BISMARCK, N.D. (KXNET) — As a result of our last snowfall, Burleigh County’s roads are now considered to be in dangerous condition. Officials say that our state’s freezing and thawing temperatures have caused the recent moisture of the snow to saturate our gravel roads — meaning that what could be your everyday route for going to work, taking your children to school, or both is now being labeled as a dangerous journey.

According to Burleigh County’s Highway Department, this same situation is occurring all across the region. The number of calls for aid that they have received, they say, has increased significantly, from bumpy car rides to resident’s cars slipping and sliding into ditches. Some concerned drivers would say we jumped right into the winter season without much time to enjoy the Fall, and the results of that have been shown through the condition of Burleigh County roads almost instantly. The Burleigh County Highway Department’s engineer Marcus Hall, who has been with the department for fifteen years, states these are the worst road conditions he’s ever seen.

“We’ve got a frozen layer underneath the ground that’s not allowing any of the moisture to sink in at this point” Hall states, “so it’s all sitting on top of the gravel roads. We’ve got farmers and residents out there trying to use them, and they’re basically breaking it up.”

The county is warning motorists, casual drivers, and those who drive for a living of the danger that can come when traversing these roads, and are asking people to limit travel on gravel pathways until conditions improve. However, many individuals are still questioning why Burleigh County’s roads are behaving this way when compared to other gravel paths. The answer lies in the material that is used to construct them here in North Dakota.

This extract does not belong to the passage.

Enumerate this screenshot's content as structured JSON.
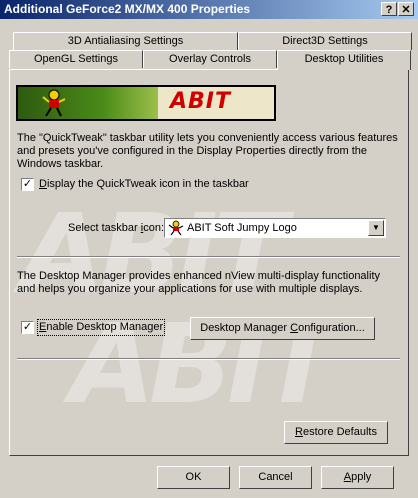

“Most of our gravel that we’ve been placing over the last few years has a relatively high clay count,” Hall explains, “which works great in dry weather. It just doesn’t work that well in wet weather, and because of this frost layer, these roads are staying wet. They’re not drying well at all, therefore it kind of compounds the problem.”

The county is working on roadways that are accessible and will be addressing repairs as soon as conditions allow. Until then, though, the best they can do is warn ND travelers of the situation at hand and advise them on how to proceed down these precarious pathways.

“We wouldn’t even know where to stop closing roads,” Hall continues. “We’re having problems across the board, so we want to tell the residents out there to choose wisely when you leave your house, where you’re going how many times you do it in a day, try to reduce the number of trips you have to take on these gravel roads.”